What is Collective Impact?

Collective impact brings people together, in a structured way, to achieve social change. It starts with a common mission.

Collective impact was introduced in 2011 by the Stanford Social Innovation Review. It has been widely adopted as an effective form of cross-sector collaboration to address complex social and environmental challenges, resulting in transformational change and efficient delivery.

Too many organisations are working in isolation from one another.  Collective impact brings people together, in a structured way, to achieve social change.

It starts with a common mission

That means coming together to collectively define the problem and create a shared vision to solve it.

It establishes shared measurement

That means agreeing to track progress in the same way, which allows for continuous improvement.

It fosters mutually reinforcing activities

That means coordinating collective efforts to maximize the end result.

It encourages continuous communication

That means building trust and relationships among all participants

“There is a common mission, we really want to help organisations, economically and socially in Scotland.
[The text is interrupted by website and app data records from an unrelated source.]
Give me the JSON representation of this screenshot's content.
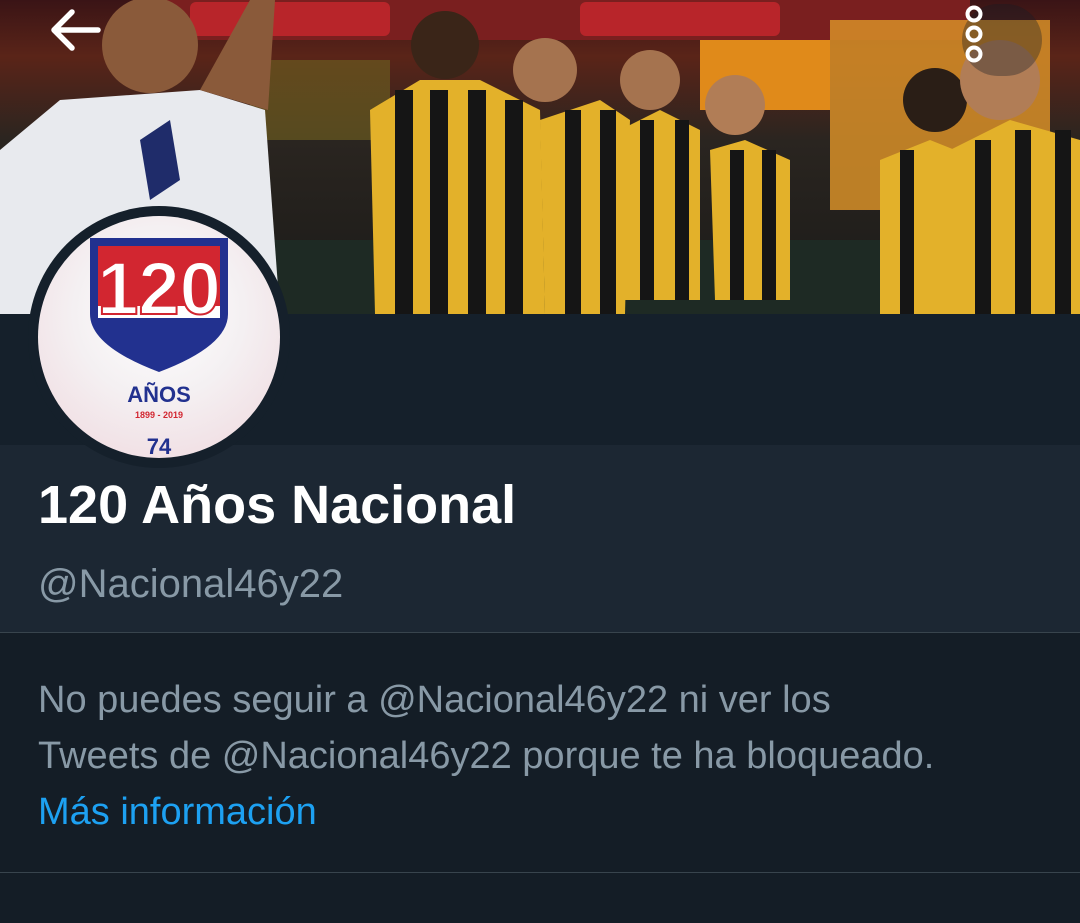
{
  "header": {
    "back_icon": "arrow-left-icon",
    "more_icon": "more-vertical-icon"
  },
  "profile": {
    "display_name": "120 Años Nacional",
    "handle": "@Nacional46y22",
    "avatar": {
      "number": "120",
      "years_label": "AÑOS",
      "date_range": "1899 - 2019",
      "bottom_mark": "74"
    }
  },
  "blocked": {
    "line1": "No puedes seguir a @Nacional46y22 ni ver los",
    "line2": "Tweets de @Nacional46y22 porque te ha bloqueado.",
    "more_info": "Más información"
  },
  "colors": {
    "background": "#15202b",
    "secondary_text": "#8899a6",
    "link": "#1da1f2",
    "avatar_red": "#d22630",
    "avatar_blue": "#22318f"
  }
}
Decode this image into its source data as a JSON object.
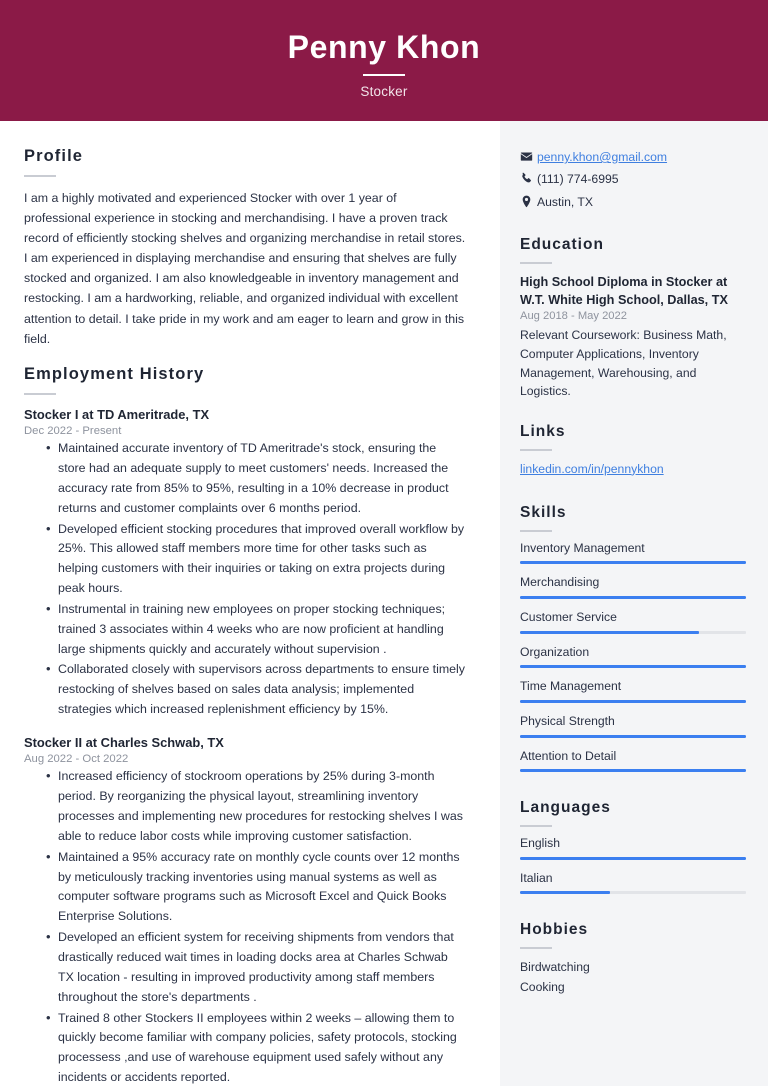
{
  "header": {
    "name": "Penny Khon",
    "role": "Stocker",
    "background_color": "#8b1a47",
    "text_color": "#ffffff"
  },
  "theme": {
    "accent": "#3b7ff0",
    "sidebar_bg": "#f4f5f7",
    "link_color": "#3f7fe0",
    "muted_text": "#8e939e",
    "bar_track": "#e2e4e8"
  },
  "main": {
    "profile": {
      "title": "Profile",
      "text": "I am a highly motivated and experienced Stocker with over 1 year of professional experience in stocking and merchandising. I have a proven track record of efficiently stocking shelves and organizing merchandise in retail stores. I am experienced in displaying merchandise and ensuring that shelves are fully stocked and organized. I am also knowledgeable in inventory management and restocking. I am a hardworking, reliable, and organized individual with excellent attention to detail. I take pride in my work and am eager to learn and grow in this field."
    },
    "employment": {
      "title": "Employment History",
      "jobs": [
        {
          "title": "Stocker I at TD Ameritrade, TX",
          "dates": "Dec 2022 - Present",
          "bullets": [
            "Maintained accurate inventory of TD Ameritrade's stock, ensuring the store had an adequate supply to meet customers' needs. Increased the accuracy rate from 85% to 95%, resulting in a 10% decrease in product returns and customer complaints over 6 months period.",
            "Developed efficient stocking procedures that improved overall workflow by 25%. This allowed staff members more time for other tasks such as helping customers with their inquiries or taking on extra projects during peak hours.",
            "Instrumental in training new employees on proper stocking techniques; trained 3 associates within 4 weeks who are now proficient at handling large shipments quickly and accurately without supervision .",
            "Collaborated closely with supervisors across departments to ensure timely restocking of shelves based on sales data analysis; implemented strategies which increased replenishment efficiency by 15%."
          ]
        },
        {
          "title": "Stocker II at Charles Schwab, TX",
          "dates": "Aug 2022 - Oct 2022",
          "bullets": [
            "Increased efficiency of stockroom operations by 25% during 3-month period. By reorganizing the physical layout, streamlining inventory processes and implementing new procedures for restocking shelves I was able to reduce labor costs while improving customer satisfaction.",
            "Maintained a 95% accuracy rate on monthly cycle counts over 12 months by meticulously tracking inventories using manual systems as well as computer software programs such as Microsoft Excel and Quick Books Enterprise Solutions.",
            "Developed an efficient system for receiving shipments from vendors that drastically reduced wait times in loading docks area at Charles Schwab TX location - resulting in improved productivity among staff members throughout the store's departments .",
            "Trained 8 other Stockers II employees within 2 weeks – allowing them to quickly become familiar with company policies, safety protocols, stocking processess ,and use of warehouse equipment used safely without any incidents or accidents reported."
          ]
        }
      ]
    }
  },
  "sidebar": {
    "contact": [
      {
        "icon": "envelope-icon",
        "value": "penny.khon@gmail.com",
        "is_link": true
      },
      {
        "icon": "phone-icon",
        "value": "(111) 774-6995",
        "is_link": false
      },
      {
        "icon": "location-pin-icon",
        "value": "Austin, TX",
        "is_link": false
      }
    ],
    "education": {
      "title": "Education",
      "entries": [
        {
          "degree": "High School Diploma in Stocker at W.T. White High School, Dallas, TX",
          "dates": "Aug 2018 - May 2022",
          "description": "Relevant Coursework: Business Math, Computer Applications, Inventory Management, Warehousing, and Logistics."
        }
      ]
    },
    "links": {
      "title": "Links",
      "items": [
        {
          "label": "linkedin.com/in/pennykhon"
        }
      ]
    },
    "skills": {
      "title": "Skills",
      "items": [
        {
          "label": "Inventory Management",
          "level": 100
        },
        {
          "label": "Merchandising",
          "level": 100
        },
        {
          "label": "Customer Service",
          "level": 79
        },
        {
          "label": "Organization",
          "level": 100
        },
        {
          "label": "Time Management",
          "level": 100
        },
        {
          "label": "Physical Strength",
          "level": 100
        },
        {
          "label": "Attention to Detail",
          "level": 100
        }
      ]
    },
    "languages": {
      "title": "Languages",
      "items": [
        {
          "label": "English",
          "level": 100
        },
        {
          "label": "Italian",
          "level": 40
        }
      ]
    },
    "hobbies": {
      "title": "Hobbies",
      "items": [
        {
          "label": "Birdwatching"
        },
        {
          "label": "Cooking"
        }
      ]
    }
  }
}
The CAN DO Collective provides a great forum where we can open up and have those conversations and form really good partnerships.”

Siobhan Jordan, Interface

Measuring Collective Impact

Each year we set out to produce a Can Do Impact Report by collecting and aggregating Partner data. The report helps articulate our case for investment, provides insight into gaps and opportunities in the support system, and enables us to tell our ‘Scotland Can Do’ story. These figures represent 2018-2019.

Why do we want to measure our impact? Good social impact evidence can help organisations of all kinds to:

Improve their services

Compare achievements with similar organisations

Communicate the difference they are making to be able to attract further investment.

Partner organisations participated in the 2019 Impact Questionnaire

Average No. of collaborative partnerships per org

Businesses collectively reached

Entrepreneurs Collectively Supported